Thursday, November 16, 2006

Who the hell are they?!?

Mississippi lawyer Michael Wallace, Bush's nominee to the 5th Circuit Court of Appeals, was unanimously rated "not qualified," the lowest ranking on the scale, by the American Bar Association. This is rare for federal nominees, and, needless to say, does not bode well for his appointment.

I am amused and bewildered by Trent Lott's response. In The Hill , he had this to say:

“It’s just outrageous what [they] did...Who are they to decide who’s qualified and who isn’t?"

I believe we covered that; they're the American Bar Association, the governing organization for those who deal with the law, like judges. Now I'm no proponent of lamb-like deference to authority, but if the American Medical Association rated a surgeon as "unqualified," I would be uninclined to go under their knife.

Granted, Trent Lott is a lawyer, and I will assume that he knows a good deal more than I do about what qualifies a judge for a federal position. But he's also a prominent Republican, the former Senate Majority Leader and now Minority Whip (I bet he's always wanted to be called the Minority Whip, cuz, y'know... he hates minorities ) with a stake in this political game, and a friend and former colleague of Mr. Wallace to boot! His over-the-top incredulity reminds me of one of my favorite rants in the history of saying dumb things with a mic in your face.

So why we should believe the assertion of an interest-conflicted politician (pardon the redundancy) that the ABA has politicized their unanimous decision, even though they have favorably reviewed other highly conservative and controversial Bush appointees like Roberts and Alito, well that's anybody's guess.

I think this is an example of how the culture of anti-intellectualism takes our notion of democracy a step too far. A great deal of our country despises being told that someone else knows better, at least if that someone disagrees with them. A few weeks ago, a scientist I know was thrown in jail for contempt of court. He was offering testimony as an expert witness, and when something he said was disputed, the judge took umbrage at the fact that he resolutely claimed his position to be authoratative. The obvious question is: Isn't that what expert witnesses are supposed to do?

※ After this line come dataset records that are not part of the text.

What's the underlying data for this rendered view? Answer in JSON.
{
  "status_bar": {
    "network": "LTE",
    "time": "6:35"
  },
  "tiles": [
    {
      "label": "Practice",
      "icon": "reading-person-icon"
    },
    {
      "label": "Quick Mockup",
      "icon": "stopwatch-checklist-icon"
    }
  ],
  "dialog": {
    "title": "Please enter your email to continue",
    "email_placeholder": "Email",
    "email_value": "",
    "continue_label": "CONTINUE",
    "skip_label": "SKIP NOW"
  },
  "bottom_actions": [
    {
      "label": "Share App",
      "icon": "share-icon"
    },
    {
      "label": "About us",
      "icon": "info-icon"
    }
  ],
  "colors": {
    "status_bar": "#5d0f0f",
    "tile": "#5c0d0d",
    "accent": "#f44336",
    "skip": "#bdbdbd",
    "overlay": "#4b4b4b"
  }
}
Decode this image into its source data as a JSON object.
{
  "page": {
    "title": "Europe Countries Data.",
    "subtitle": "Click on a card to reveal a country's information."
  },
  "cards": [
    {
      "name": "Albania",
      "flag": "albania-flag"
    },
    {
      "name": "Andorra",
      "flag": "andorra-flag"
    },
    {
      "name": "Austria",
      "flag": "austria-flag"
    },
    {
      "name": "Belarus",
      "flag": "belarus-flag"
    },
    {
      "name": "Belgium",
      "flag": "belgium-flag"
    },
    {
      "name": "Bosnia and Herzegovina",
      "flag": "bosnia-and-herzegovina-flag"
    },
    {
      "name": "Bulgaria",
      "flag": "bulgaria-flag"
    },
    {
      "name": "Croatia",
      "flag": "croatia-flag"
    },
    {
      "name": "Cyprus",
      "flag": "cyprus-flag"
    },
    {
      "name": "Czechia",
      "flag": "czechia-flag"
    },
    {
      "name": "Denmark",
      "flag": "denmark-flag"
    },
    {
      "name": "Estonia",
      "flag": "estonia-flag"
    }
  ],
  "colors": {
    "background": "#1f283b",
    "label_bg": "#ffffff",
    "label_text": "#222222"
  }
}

Whether it's global warming skepticism or intelligent design being taught in schools, people seem to think that democracy means everyone's opinion is equal, or even worse, that "might makes right". It does not. It means that every person is equal in a moral sense, and that their opinions should be entitled to equal consideration a priori, but it does not mean that opinions that are not supported by facts are equal to those that are. While the majority of a town may believe that evolution is false, this does not affect the truth of that assertion. The question has an objective answer, and even though experts may not always know what that answer is, if they are not to be trusted, then who? To paraphrase someone I have never quoted outside of a punchline, you make decisions with the best information available. But for those who resent the perceived arrogance of the literati, I want to be very clear about what I'm saying. My position is not one of presumption and hubris, or an advocation of a power-grab for the technocracy. It is in fact the most humble of appeals. I ask simply, If an expert opinion is worth only as much as anybody else's, is there such thing as expertise at all?